An Arbroath museum has proved a summer mecca for families with ties to the famous Bell Rock lighthouse which sits off the coast of the Angus town.
More than two centuries after it was completed on the Inchcape rock the beacon, which retains its status as the world’s oldest sea-washed lighthouse, remains a major tourist draw alongside the prime role it has performed since 1810.
Its Signal Tower shore station, completed a few years later and with which it served in tandem, is a busy museum and staff there have been delighted by a hectic summer which has brought memorabilia and visits by members of families with direct links to the Bell Rock.
They have included Brenda and Victoria Thacker from Florida, who are distant relatives of Bell Rock engineer Robert Stevenson.

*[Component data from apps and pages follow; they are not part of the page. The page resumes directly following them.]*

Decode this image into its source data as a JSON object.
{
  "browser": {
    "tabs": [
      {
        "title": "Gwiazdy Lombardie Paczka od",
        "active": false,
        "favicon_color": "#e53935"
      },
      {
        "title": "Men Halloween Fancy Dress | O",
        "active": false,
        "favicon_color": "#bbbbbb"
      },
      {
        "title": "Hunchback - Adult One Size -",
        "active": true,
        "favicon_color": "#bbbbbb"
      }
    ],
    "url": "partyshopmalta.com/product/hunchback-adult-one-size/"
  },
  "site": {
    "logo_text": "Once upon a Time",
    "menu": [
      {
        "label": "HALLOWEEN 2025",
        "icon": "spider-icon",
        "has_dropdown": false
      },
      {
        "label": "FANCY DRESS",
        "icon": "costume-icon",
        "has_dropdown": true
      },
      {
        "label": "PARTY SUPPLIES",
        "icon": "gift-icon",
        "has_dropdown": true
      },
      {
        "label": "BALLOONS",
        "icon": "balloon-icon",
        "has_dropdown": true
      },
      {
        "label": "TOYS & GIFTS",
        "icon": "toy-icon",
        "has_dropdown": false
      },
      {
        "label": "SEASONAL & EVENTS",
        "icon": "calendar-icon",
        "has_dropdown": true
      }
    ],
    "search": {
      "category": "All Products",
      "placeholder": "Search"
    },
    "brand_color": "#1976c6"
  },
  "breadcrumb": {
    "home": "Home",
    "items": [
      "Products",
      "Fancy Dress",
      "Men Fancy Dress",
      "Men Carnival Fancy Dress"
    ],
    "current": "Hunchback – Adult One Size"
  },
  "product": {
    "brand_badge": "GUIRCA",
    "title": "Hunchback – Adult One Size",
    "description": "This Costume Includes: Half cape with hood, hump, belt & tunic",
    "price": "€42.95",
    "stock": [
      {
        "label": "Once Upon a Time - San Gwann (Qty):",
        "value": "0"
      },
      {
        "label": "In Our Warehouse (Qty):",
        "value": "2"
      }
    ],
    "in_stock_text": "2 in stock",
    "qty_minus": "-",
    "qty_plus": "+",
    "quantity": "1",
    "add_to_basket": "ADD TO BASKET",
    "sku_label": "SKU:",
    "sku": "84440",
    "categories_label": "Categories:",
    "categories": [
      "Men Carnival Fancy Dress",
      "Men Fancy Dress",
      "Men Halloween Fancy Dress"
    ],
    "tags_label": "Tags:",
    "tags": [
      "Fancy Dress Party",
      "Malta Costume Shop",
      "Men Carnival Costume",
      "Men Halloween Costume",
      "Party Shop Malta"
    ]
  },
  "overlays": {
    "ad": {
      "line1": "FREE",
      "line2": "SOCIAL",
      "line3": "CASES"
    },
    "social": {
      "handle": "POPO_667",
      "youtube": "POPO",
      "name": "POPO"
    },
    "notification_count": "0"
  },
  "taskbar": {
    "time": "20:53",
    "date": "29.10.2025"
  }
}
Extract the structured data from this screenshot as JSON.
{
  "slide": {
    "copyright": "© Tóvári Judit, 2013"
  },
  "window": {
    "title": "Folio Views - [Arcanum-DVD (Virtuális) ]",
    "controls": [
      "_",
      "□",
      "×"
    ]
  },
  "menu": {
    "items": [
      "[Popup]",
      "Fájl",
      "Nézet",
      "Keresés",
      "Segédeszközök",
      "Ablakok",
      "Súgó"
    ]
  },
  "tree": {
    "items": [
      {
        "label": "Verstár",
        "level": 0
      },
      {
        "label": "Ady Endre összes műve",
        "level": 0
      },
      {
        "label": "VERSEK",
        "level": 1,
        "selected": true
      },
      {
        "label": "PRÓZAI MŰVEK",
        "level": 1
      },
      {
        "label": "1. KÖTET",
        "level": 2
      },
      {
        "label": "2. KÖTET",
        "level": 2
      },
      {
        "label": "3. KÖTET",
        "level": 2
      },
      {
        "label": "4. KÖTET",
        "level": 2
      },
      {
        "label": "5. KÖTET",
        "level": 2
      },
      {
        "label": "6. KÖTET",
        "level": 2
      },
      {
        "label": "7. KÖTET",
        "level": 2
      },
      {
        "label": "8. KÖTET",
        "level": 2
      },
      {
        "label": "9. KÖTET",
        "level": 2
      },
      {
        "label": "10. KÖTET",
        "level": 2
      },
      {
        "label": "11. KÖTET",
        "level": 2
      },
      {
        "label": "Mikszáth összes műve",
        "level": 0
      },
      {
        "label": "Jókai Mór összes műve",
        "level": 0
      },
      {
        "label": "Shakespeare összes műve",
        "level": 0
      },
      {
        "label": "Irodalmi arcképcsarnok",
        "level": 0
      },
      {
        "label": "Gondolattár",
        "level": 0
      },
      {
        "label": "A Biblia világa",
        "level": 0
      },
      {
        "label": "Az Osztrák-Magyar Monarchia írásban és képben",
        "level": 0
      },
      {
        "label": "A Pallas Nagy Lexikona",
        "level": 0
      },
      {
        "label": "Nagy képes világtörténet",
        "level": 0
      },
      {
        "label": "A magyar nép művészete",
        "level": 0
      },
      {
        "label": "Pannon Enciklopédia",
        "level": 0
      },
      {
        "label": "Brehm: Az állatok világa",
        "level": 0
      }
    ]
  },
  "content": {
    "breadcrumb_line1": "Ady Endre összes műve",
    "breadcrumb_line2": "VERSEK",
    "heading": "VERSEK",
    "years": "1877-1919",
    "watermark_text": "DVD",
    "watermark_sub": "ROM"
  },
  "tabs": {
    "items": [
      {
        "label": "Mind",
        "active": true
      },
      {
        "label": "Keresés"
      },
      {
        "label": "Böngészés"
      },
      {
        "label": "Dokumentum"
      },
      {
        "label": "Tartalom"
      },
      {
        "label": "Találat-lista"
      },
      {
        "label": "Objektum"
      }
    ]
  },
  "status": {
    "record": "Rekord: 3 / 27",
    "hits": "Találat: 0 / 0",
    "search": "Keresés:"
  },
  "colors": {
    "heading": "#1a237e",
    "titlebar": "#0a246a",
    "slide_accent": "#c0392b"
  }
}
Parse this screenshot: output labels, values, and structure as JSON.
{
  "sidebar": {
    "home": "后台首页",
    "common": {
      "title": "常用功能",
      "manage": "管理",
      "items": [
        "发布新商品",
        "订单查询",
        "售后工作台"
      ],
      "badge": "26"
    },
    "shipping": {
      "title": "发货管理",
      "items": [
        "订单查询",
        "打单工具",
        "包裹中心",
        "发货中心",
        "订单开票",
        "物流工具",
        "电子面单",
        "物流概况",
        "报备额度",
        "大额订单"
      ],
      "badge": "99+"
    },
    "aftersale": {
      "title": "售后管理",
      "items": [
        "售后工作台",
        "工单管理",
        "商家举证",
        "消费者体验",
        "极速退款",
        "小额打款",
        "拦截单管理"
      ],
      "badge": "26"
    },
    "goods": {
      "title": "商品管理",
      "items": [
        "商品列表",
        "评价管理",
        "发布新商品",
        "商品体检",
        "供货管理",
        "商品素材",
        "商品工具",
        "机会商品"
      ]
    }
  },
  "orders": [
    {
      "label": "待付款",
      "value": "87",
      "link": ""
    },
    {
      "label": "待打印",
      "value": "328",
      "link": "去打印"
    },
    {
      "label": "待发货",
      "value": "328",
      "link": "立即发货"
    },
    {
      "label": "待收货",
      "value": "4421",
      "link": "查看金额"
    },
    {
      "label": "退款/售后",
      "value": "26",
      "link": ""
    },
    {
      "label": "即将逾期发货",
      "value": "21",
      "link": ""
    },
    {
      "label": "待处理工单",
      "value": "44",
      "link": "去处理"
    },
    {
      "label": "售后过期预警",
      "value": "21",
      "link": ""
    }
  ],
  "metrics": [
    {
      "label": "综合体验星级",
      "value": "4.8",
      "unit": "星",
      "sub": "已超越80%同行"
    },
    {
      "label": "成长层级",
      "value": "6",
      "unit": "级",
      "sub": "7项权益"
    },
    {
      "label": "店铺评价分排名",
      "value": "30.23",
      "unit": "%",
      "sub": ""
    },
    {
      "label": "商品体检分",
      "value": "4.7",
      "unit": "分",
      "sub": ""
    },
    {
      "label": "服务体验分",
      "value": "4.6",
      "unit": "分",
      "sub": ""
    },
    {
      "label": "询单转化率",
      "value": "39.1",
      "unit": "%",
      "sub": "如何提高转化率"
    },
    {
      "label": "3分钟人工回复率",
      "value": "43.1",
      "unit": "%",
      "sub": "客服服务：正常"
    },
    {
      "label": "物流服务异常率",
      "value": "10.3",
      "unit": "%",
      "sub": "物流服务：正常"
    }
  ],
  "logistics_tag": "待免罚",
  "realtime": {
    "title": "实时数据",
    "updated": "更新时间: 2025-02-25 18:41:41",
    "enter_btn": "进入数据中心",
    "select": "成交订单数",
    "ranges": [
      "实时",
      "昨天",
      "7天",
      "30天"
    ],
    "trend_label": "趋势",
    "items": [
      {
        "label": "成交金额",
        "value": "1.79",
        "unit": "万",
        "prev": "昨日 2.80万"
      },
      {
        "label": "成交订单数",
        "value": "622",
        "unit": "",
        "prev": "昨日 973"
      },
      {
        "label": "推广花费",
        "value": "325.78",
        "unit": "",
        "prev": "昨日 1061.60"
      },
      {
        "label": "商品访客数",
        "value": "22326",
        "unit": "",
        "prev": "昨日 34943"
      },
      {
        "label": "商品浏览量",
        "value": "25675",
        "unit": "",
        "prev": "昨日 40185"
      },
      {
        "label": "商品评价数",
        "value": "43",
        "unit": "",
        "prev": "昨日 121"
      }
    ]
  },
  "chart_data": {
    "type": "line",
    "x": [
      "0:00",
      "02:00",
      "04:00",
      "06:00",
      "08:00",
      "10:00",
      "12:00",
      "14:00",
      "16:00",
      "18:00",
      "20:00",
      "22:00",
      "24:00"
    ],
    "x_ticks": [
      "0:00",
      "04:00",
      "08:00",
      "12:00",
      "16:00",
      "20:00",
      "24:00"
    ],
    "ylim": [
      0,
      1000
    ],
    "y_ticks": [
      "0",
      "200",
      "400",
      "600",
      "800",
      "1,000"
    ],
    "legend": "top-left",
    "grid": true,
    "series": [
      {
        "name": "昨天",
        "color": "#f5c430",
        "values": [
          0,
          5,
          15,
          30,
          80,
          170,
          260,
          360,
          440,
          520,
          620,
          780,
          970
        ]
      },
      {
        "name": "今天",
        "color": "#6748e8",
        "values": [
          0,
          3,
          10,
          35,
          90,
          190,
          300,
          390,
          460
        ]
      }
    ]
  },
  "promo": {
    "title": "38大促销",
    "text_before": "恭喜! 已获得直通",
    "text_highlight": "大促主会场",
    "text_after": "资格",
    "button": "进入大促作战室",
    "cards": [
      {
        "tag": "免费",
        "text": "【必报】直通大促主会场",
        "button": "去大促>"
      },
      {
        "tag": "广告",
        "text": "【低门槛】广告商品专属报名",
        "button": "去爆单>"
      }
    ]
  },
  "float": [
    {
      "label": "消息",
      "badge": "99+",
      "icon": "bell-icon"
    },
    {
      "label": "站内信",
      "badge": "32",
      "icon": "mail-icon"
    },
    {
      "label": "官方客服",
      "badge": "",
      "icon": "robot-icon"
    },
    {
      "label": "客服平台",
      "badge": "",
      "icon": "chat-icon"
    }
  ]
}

Another poignant trip was made by the Ellsworth family, descendants of Hugh Rose, a stonemason from Aberdeenshire who was badly injured during construction of the lighthouse. He survived the accident and lived to the age of 99.
Museum friend and Bell Rock enthusiast David Taylor, also brought a group of visitors from the Lighthouse Society in Finland, who stopped off at the Angus Alive attraction en route north to the Museum of Scottish Lighthouses in Fraserburgh.
Museum officer Kirsten Couper said the Signal Tower collection had also received generous and important donations during summer.
She said: “James Dustan, the great grandson of Bell Rock lighthouse keeper John Simpson visited the museum recently and donated a 19th century ceramic dish, marked with the Northern Lighthouse Board’s emblem and motto ‘In Salutem Omnium’ (For the Safety of All).
“It was part of an original dinner service used at the Bell Rock and would have been used to serve food during the Northern Lighthouse Board inspection visits.
“James’ great grandfather, John Simpson served on the Bell Rock for five years between 1932 and 1937.
“The dish is a welcome addition to the collection and will display nicely with the other surviving dinner set pieces.”
She added: “The Sinclair family from Ellon in Aberdeenshire visited recently to donate a wedding picture of Donald Allan Jolly Sinclair and Betty Tully taken in 1937.
“Donald or ‘Danny’ as he was known, spent several months on the Bell Rock in 1947.
“However, he found it a difficult station to work and due to poor weather could not always get home when he was off duty. He missed his young family and requested to leave the Bell Rock.”
“The building is interesting, however it is the people and the stories they share about their connections to the place that really brings the history to life and gives staff a fascinating insight,” added Kirsten.